By Kylie Blanchard 

Submitted photos

“Everything about the F5 Project (F5) is about second chances and opportunities,” Twila Johnson, support staff with F5 in Bismarck, says. “Our past does not have to define our future and we can change at any given moment with the right support and resources.” 

F5 was started in Fargo by Adam Martin, a five-time felon-turned-entrepreneur. 

(left to right) Twila Johnson; Scott College, F5 director of care coordinators; and Adam Martin, F5 founder

“Adam’s story is one of struggles, which included addiction, felonies, and incarceration. In 2016, he was working as a successful businessman but was drawn to the needs of those incarcerated in the Cass County Jail,” Twila says. 

She says Adam started meeting with incarcerated men, which soon developed into F5, named for his five felonies and a keyboard’s F5, or refresh, key. 

Today, the organization has more than 20 employees across North Dakota; care coordinators and peer support specialists in six cities; houses in four cities; and meetings in jails in four counties, the State Penitentiary, and the Missouri and James River Correctional Centers. 

Searching for a Purpose

Twila has been involved with F5 since its inception, having met Adam in early 2016. 

“I was on my own journey in recovery, struggling to find a purpose and looking for a way to give back,” she says. “I reached out to him and we agreed to speak of the extension of F5 in Bismarck. Eventually, I became a part-time employee.” 

One of six support staff with the Bismarck F5 team, Twila is also a full-time nurse. 

“Being involved with F5 has taught me to see the person and not their wrongs,” she says. “We all have a purpose and we all need someone to believe in us to find that purpose.  

“We want to get people connected and keep them connected to services,” she continues. “F5 is another resource to give people a hand up.” 

F5 also participates in the Free Through Recovery Program to provide care coordination and peer support services. 

A Hand Up

Desiray Paradis was first connected with F5 when she needed help most. 

“Twila was there when I needed someone.
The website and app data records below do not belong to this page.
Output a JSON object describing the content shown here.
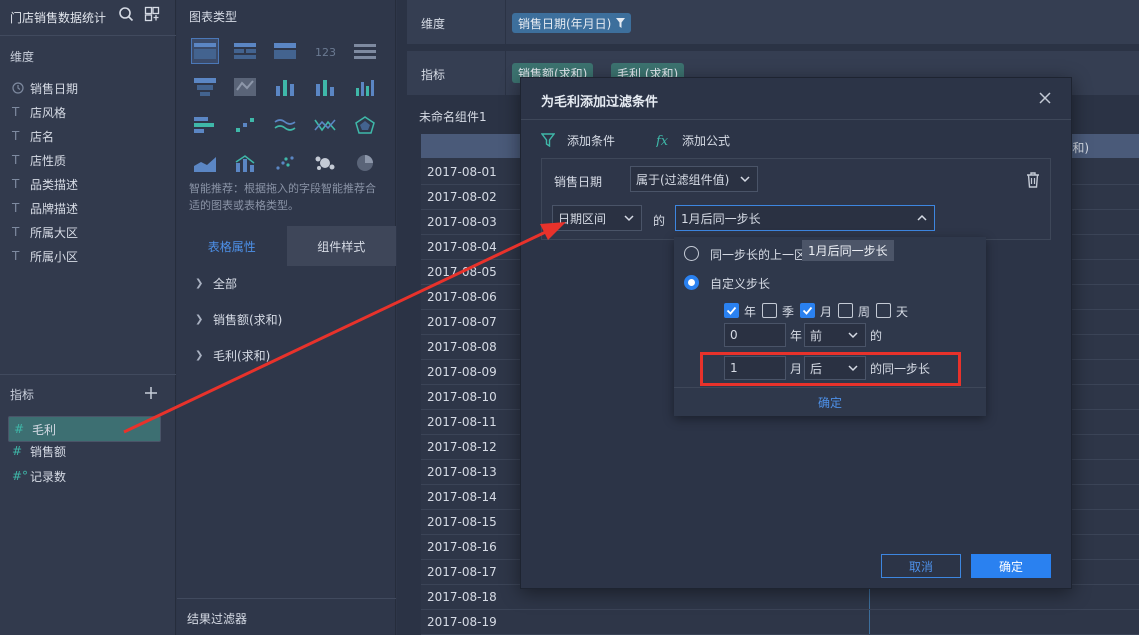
{
  "fields_panel": {
    "title": "门店销售数据统计",
    "dimensions_label": "维度",
    "dimensions": [
      {
        "type": "date",
        "label": "销售日期"
      },
      {
        "type": "T",
        "label": "店风格"
      },
      {
        "type": "T",
        "label": "店名"
      },
      {
        "type": "T",
        "label": "店性质"
      },
      {
        "type": "T",
        "label": "品类描述"
      },
      {
        "type": "T",
        "label": "品牌描述"
      },
      {
        "type": "T",
        "label": "所属大区"
      },
      {
        "type": "T",
        "label": "所属小区"
      }
    ],
    "measures_label": "指标",
    "measures": [
      {
        "type": "#",
        "label": "毛利",
        "selected": true
      },
      {
        "type": "#",
        "label": "销售额",
        "selected": false
      },
      {
        "type": "#°",
        "label": "记录数",
        "selected": false
      }
    ]
  },
  "chart_panel": {
    "title": "图表类型",
    "hint": "智能推荐：根据拖入的字段智能推荐合适的图表或表格类型。",
    "tabs": [
      "表格属性",
      "组件样式"
    ],
    "active_tab": 1,
    "tree": [
      "全部",
      "销售额(求和)",
      "毛利(求和)"
    ],
    "result_filter": "结果过滤器"
  },
  "main": {
    "dimension_label": "维度",
    "dimension_pill": "销售日期(年月日)",
    "measure_label": "指标",
    "measure_pills": [
      "销售额(求和)",
      "毛利 (求和)"
    ],
    "component_name": "未命名组件1",
    "header_right": "和)",
    "dates": [
      "2017-08-01",
      "2017-08-02",
      "2017-08-03",
      "2017-08-04",
      "2017-08-05",
      "2017-08-06",
      "2017-08-07",
      "2017-08-08",
      "2017-08-09",
      "2017-08-10",
      "2017-08-11",
      "2017-08-12",
      "2017-08-13",
      "2017-08-14",
      "2017-08-15",
      "2017-08-16",
      "2017-08-17",
      "2017-08-18",
      "2017-08-19"
    ]
  },
  "dialog": {
    "title": "为毛利添加过滤条件",
    "add_condition": "添加条件",
    "add_formula": "添加公式",
    "field": "销售日期",
    "operator": "属于(过滤组件值)",
    "date_type": "日期区间",
    "of": "的",
    "value": "1月后同一步长",
    "cancel": "取消",
    "ok": "确定"
  },
  "popover": {
    "opt_same": "同一步长的上一区",
    "tooltip": "1月后同一步长",
    "opt_custom": "自定义步长",
    "units": [
      {
        "label": "年",
        "checked": true
      },
      {
        "label": "季",
        "checked": false
      },
      {
        "label": "月",
        "checked": true
      },
      {
        "label": "周",
        "checked": false
      },
      {
        "label": "天",
        "checked": false
      }
    ],
    "row1": {
      "value": "0",
      "unit": "年",
      "dir": "前",
      "suffix": "的"
    },
    "row2": {
      "value": "1",
      "unit": "月",
      "dir": "后",
      "suffix": "的同一步长"
    },
    "confirm": "确定"
  },
  "colors": {
    "accent": "#2a81f0",
    "annotation": "#e8322b",
    "measure": "#3fb8a9"
  }
}
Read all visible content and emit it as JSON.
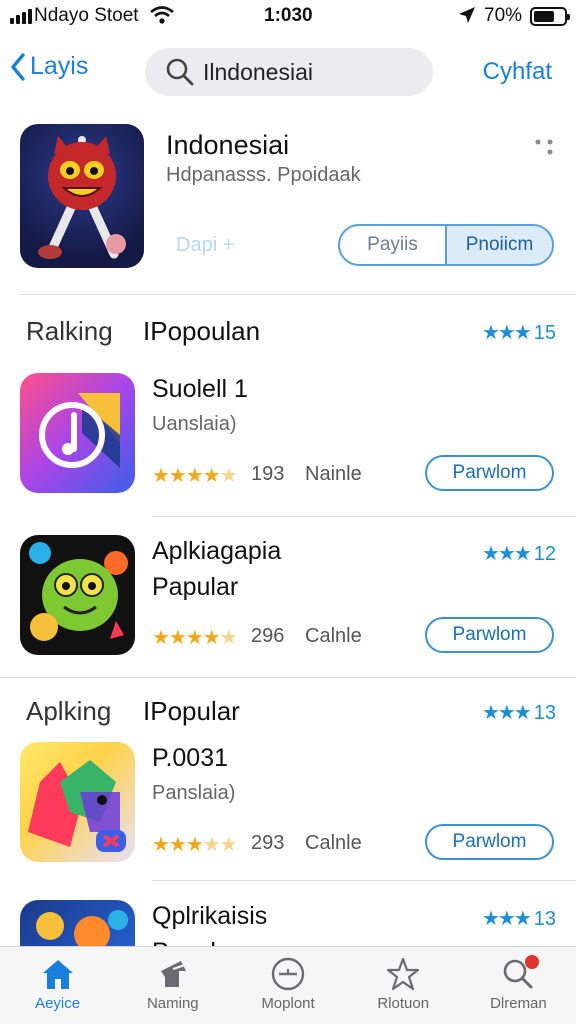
{
  "status_bar": {
    "carrier": "Ndayo Stoet",
    "time": "1:030",
    "battery": "70%",
    "battery_level": 0.7
  },
  "nav": {
    "back_label": "Layis",
    "search_query": "Ilndonesiai",
    "right_action": "Cyhfat"
  },
  "featured": {
    "title": "Indonesiai",
    "subtitle": "Hdpanasss. Ppoidaak",
    "ghost_label": "Dapi +",
    "segments": [
      "Payiis",
      "Pnoiicm"
    ],
    "selected_segment": 1
  },
  "sections": [
    {
      "label_a": "Ralking",
      "label_b": "IPopoulan",
      "rating": "15"
    },
    {
      "label_a": "Aplking",
      "label_b": "IPopular",
      "rating": "13"
    }
  ],
  "apps": [
    {
      "name": "Suolell 1",
      "sub": "Uanslaia)",
      "stars": 4.5,
      "count": "193",
      "genre": "Nainle",
      "button": "Parwlom"
    },
    {
      "name": "Aplkiagapia",
      "name2": "Papular",
      "rank": "12",
      "stars": 4.5,
      "count": "296",
      "genre": "Calnle",
      "button": "Parwlom"
    },
    {
      "name": "P.0031",
      "sub": "Panslaia)",
      "stars": 3.5,
      "count": "293",
      "genre": "Calnle",
      "button": "Parwlom"
    },
    {
      "name": "Qplrikaisis",
      "name2": "Papular",
      "rank": "13"
    }
  ],
  "tabs": [
    {
      "label": "Aeyice",
      "icon": "home-icon",
      "active": true
    },
    {
      "label": "Naming",
      "icon": "hat-icon",
      "active": false
    },
    {
      "label": "Moplont",
      "icon": "compass-icon",
      "active": false
    },
    {
      "label": "Rlotuon",
      "icon": "star-icon",
      "active": false
    },
    {
      "label": "Dlreman",
      "icon": "search-icon",
      "active": false,
      "badge": true
    }
  ],
  "colors": {
    "accent": "#1a7fdb",
    "star": "#f0a818",
    "badge": "#e0332e"
  }
}
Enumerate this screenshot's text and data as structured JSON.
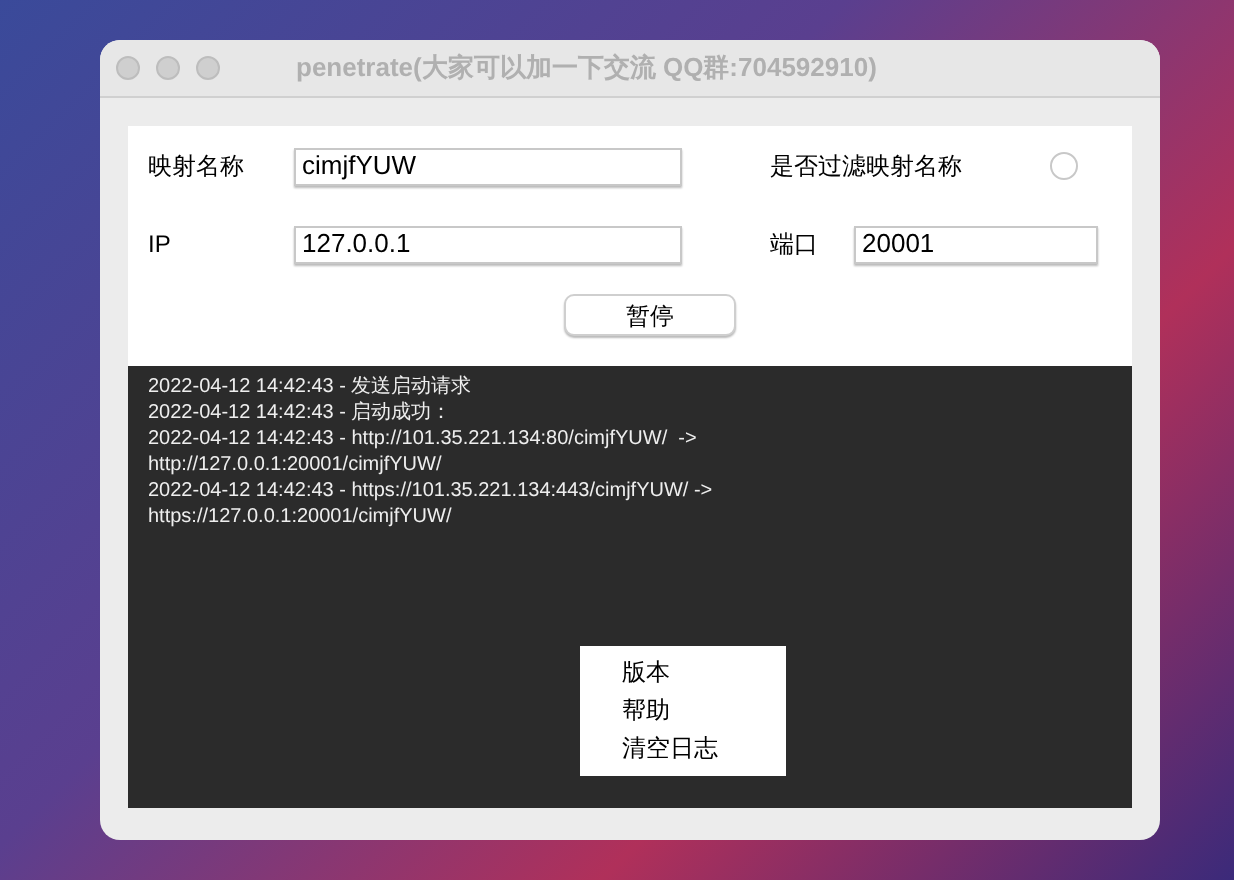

She believed in me when I needed someone to believe in me,” she says. “Her biggest worry was whether I was in a safe spot.”  

When she was ready to move into her own housing, Desiray says F5 provided the necessary recommendations. 

“They help you to get back into society, but they are not going to do it for you. They give you a belief in yourself and they don’t let you give up.”  

She says getting involved with F5 was lifesaving. 

“When you mess up a lot in life, you don’t have a lot of people to support you. With F5, you are welcomed into a family.”  

Desiray now works full time and volunteers with F5, providing assistance to others and meeting with incarcerated individuals. 

“They help drug addicts, felons, and people who no one else wants to believe in. It has touched so many lives in a positive way.” 

Derick Seney says while incarcerated he met a friend who was involved in F5. After being released, he was inspired to reach out to the organization. 

“There is such a stigma around addiction and incarceration,” he says. “It was a good opportunity to get back on my feet.” 

He relocated to Bismarck and F5 helped him get settled. 

“I surrounded myself with positive people,” Derick says. “What F5 is doing for people in recovery is amazing. These people need this second chance.” 

Derick is now living in his own house and recently started a flooring business. 

“Part of my recovery is going to be serving others and getting my story out there,” he says. “It’s really important that other addicts have hope. I owe F5 everything.”

Twila Johnson, left, and Desiray Paradis, right

F5 is a non-profit 501c(3), which operates on donations and community support. 

“We are always looking for people to share their personal or professional knowledge or message of hope,” Twila says. 

Grateful to Serve

Twila says serving others through F5 has kept her grounded with gratitude and humility. 

“Until I had some wellness in my own recovery, I didn’t realize how much I had taken for granted, how much I was in my own little world, and how much I was trying to fill my inside self with external things,” she says. “Things are just things — that’s it. I can tell myself, with or without all I have, I will be OK. That is the simplest idea that is so far-fetched to someone trying to get back on their feet, but it proves to offer small successes on their journey.”

“Addiction can be a super lonely thing,” adds Derick. “To have others who have gone through it means everything. It’s really important other addicts have hope.” 

Desiray says she is grateful for F5 and her chance to serve others.

 “If you go into F5 with an open mind,” she says. “You are going to believe you can change.”  

For more information on the F5 Project, visit